1. Armin Rigo
  2. cpython-withatomic


cpython-withatomic / PCbuild / BUILDno.txt

Python has a "build number" scheme on Unix-like systems that's hard to

Python 2.0b1 (#4, Sep  7 2000, 02:40:55) [MSC 32 bit (Intel)] on win32
The build number there is "#4".

Each developer's unique build tree generates its own "build numbers",
starting at 0, and increasing by 1 each time a build is done in that tree.
These numbers are never checked in, or coordinated in any other way.  It's
just handy for a developer to distinguish among their own personal builds.

The makefile tricks used to accomplish this under Unix-like systems don't
work under MSDev.  Here we fake it by hand, but much less frequently, and
do check it in.  The build number only changes often enough to distinguish
releases from each other, and from the long "in between" stretches of CVS
development.  An account of all Windows BUILD numbers follows; when you
check in a new one, please add an entry to the top of the list.

How to change the Windows build number:

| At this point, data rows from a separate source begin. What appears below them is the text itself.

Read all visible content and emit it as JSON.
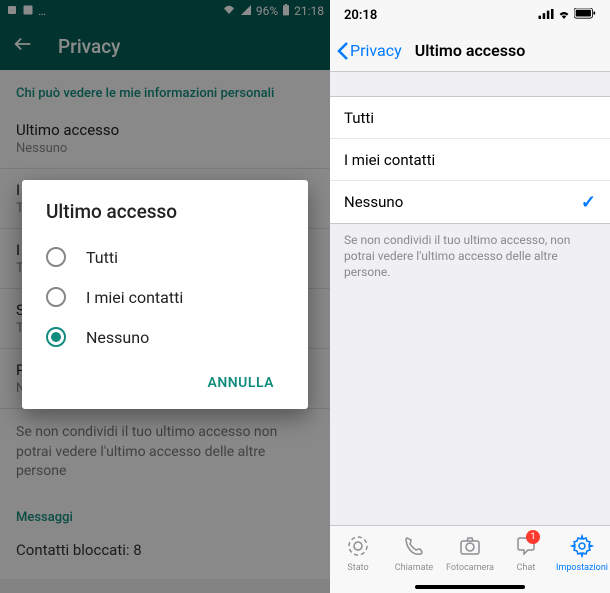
{
  "android": {
    "status": {
      "battery_pct": "96%",
      "time": "21:18"
    },
    "appbar": {
      "title": "Privacy"
    },
    "section_header": "Chi può vedere le mie informazioni personali",
    "rows": [
      {
        "title": "Ultimo accesso",
        "sub": "Nessuno"
      },
      {
        "title": "I",
        "sub": "T"
      },
      {
        "title": "I",
        "sub": "T"
      },
      {
        "title": "S",
        "sub": "T"
      },
      {
        "title": "P",
        "sub": "N"
      }
    ],
    "note": "Se non condividi il tuo ultimo accesso non potrai vedere l'ultimo accesso delle altre persone",
    "messages_header": "Messaggi",
    "blocked": "Contatti bloccati: 8",
    "dialog": {
      "title": "Ultimo accesso",
      "options": [
        "Tutti",
        "I miei contatti",
        "Nessuno"
      ],
      "selected_index": 2,
      "cancel": "ANNULLA"
    }
  },
  "ios": {
    "status": {
      "time": "20:18"
    },
    "nav": {
      "back": "Privacy",
      "title": "Ultimo accesso"
    },
    "options": [
      {
        "label": "Tutti",
        "selected": false
      },
      {
        "label": "I miei contatti",
        "selected": false
      },
      {
        "label": "Nessuno",
        "selected": true
      }
    ],
    "footer_note": "Se non condividi il tuo ultimo accesso, non potrai vedere l'ultimo accesso delle altre persone.",
    "tabs": [
      {
        "label": "Stato",
        "icon": "status-icon"
      },
      {
        "label": "Chiamate",
        "icon": "phone-icon"
      },
      {
        "label": "Fotocamera",
        "icon": "camera-icon"
      },
      {
        "label": "Chat",
        "icon": "chat-icon",
        "badge": "1"
      },
      {
        "label": "Impostazioni",
        "icon": "gear-icon",
        "active": true
      }
    ]
  }
}
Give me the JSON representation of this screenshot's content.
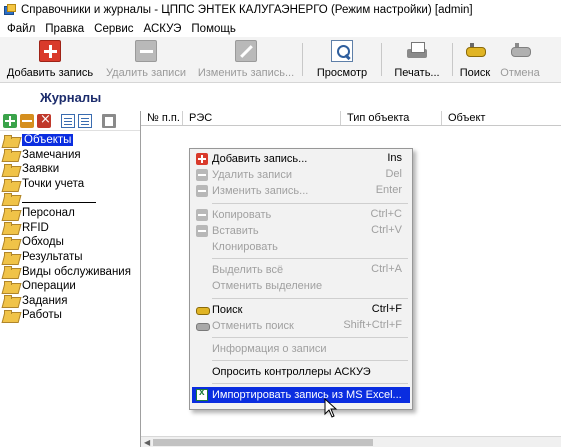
{
  "window": {
    "title": "Справочники и журналы - ЦППС ЭНТЕК КАЛУГАЭНЕРГО (Режим настройки) [admin]"
  },
  "menubar": [
    "Файл",
    "Правка",
    "Сервис",
    "АСКУЭ",
    "Помощь"
  ],
  "toolbar": {
    "add": "Добавить запись",
    "delete": "Удалить записи",
    "edit": "Изменить запись...",
    "view": "Просмотр",
    "print": "Печать...",
    "search": "Поиск",
    "cancel": "Отмена"
  },
  "journals": {
    "title": "Журналы"
  },
  "tree": {
    "items": [
      "Объекты",
      "Замечания",
      "Заявки",
      "Точки учета",
      "",
      "Персонал",
      "RFID",
      "Обходы",
      "Результаты",
      "Виды обслуживания",
      "Операции",
      "Задания",
      "Работы"
    ]
  },
  "grid": {
    "columns": [
      "№ п.п.",
      "РЭС",
      "Тип объекта",
      "Объект"
    ]
  },
  "context_menu": {
    "items": [
      {
        "label": "Добавить запись...",
        "shortcut": "Ins"
      },
      {
        "label": "Удалить записи",
        "shortcut": "Del"
      },
      {
        "label": "Изменить запись...",
        "shortcut": "Enter"
      },
      {
        "label": "Копировать",
        "shortcut": "Ctrl+C"
      },
      {
        "label": "Вставить",
        "shortcut": "Ctrl+V"
      },
      {
        "label": "Клонировать",
        "shortcut": ""
      },
      {
        "label": "Выделить всё",
        "shortcut": "Ctrl+A"
      },
      {
        "label": "Отменить выделение",
        "shortcut": ""
      },
      {
        "label": "Поиск",
        "shortcut": "Ctrl+F"
      },
      {
        "label": "Отменить поиск",
        "shortcut": "Shift+Ctrl+F"
      },
      {
        "label": "Информация о записи",
        "shortcut": ""
      },
      {
        "label": "Опросить контроллеры АСКУЭ",
        "shortcut": ""
      },
      {
        "label": "Импортировать запись из MS Excel...",
        "shortcut": ""
      }
    ]
  },
  "colors": {
    "selection": "#0a2de0",
    "journals_title": "#1c2c6c"
  }
}
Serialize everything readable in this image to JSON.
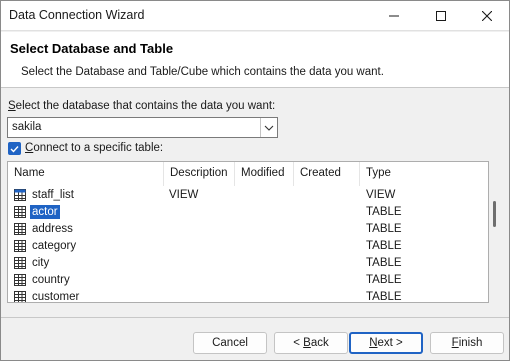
{
  "window": {
    "title": "Data Connection Wizard"
  },
  "header": {
    "title": "Select Database and Table",
    "subtitle": "Select the Database and Table/Cube which contains the data you want."
  },
  "database": {
    "label_prefix": "S",
    "label_rest": "elect the database that contains the data you want:",
    "selected": "sakila"
  },
  "connect_checkbox": {
    "checked": true,
    "label_prefix": "C",
    "label_rest": "onnect to a specific table:"
  },
  "table_list": {
    "columns": [
      "Name",
      "Description",
      "Modified",
      "Created",
      "Type"
    ],
    "rows": [
      {
        "name": "staff_list",
        "description": "VIEW",
        "modified": "",
        "created": "",
        "type": "VIEW",
        "icon": "view-icon",
        "selected": false
      },
      {
        "name": "actor",
        "description": "",
        "modified": "",
        "created": "",
        "type": "TABLE",
        "icon": "table-icon",
        "selected": true
      },
      {
        "name": "address",
        "description": "",
        "modified": "",
        "created": "",
        "type": "TABLE",
        "icon": "table-icon",
        "selected": false
      },
      {
        "name": "category",
        "description": "",
        "modified": "",
        "created": "",
        "type": "TABLE",
        "icon": "table-icon",
        "selected": false
      },
      {
        "name": "city",
        "description": "",
        "modified": "",
        "created": "",
        "type": "TABLE",
        "icon": "table-icon",
        "selected": false
      },
      {
        "name": "country",
        "description": "",
        "modified": "",
        "created": "",
        "type": "TABLE",
        "icon": "table-icon",
        "selected": false
      },
      {
        "name": "customer",
        "description": "",
        "modified": "",
        "created": "",
        "type": "TABLE",
        "icon": "table-icon",
        "selected": false
      }
    ]
  },
  "buttons": {
    "cancel": "Cancel",
    "back_prefix": "< ",
    "back_key": "B",
    "back_rest": "ack",
    "next_key": "N",
    "next_rest": "ext >",
    "finish_key": "F",
    "finish_rest": "inish"
  },
  "colors": {
    "accent": "#1f63c4",
    "selection_text": "#ffffff"
  }
}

+ Right-click on getbuildinfo.c from within MSDev.  Select Settings ...
+ Select the General category of the C/C++ tab.
+ In "Settings For:" select "Multiple Configurations ...".
+ Check the "Win32 Release" and "Win32 Debug" boxes and click OK.
+ In the Preprocessor Definitions box, increment the number after BUILD=.
+ Click OK.
+ This is not enough to convince MSDev to recompile getbuildinfo.c,
  so force that and relink.
+ Verify that the new build number shows up in both release and debug

Windows Python BUILD numbers
  13    2.1c1
  12    2.1b2
  11    2.1b1
  10    2.1a2
   9    2.1a1
   8    2.0 (final)
   7    2.0c1
   6    2.0b2
   5    CVS development
   4    2.0b1 repaired to include Lib\xml + Lib\lib-old + Lib\test\*.xml
   3    2.0b1
   2    CVS development
   1    unused
   0    2.0b1p1 and 2.0b1p2
        01-Sep-2000 for both -- this scheme hadn't started yet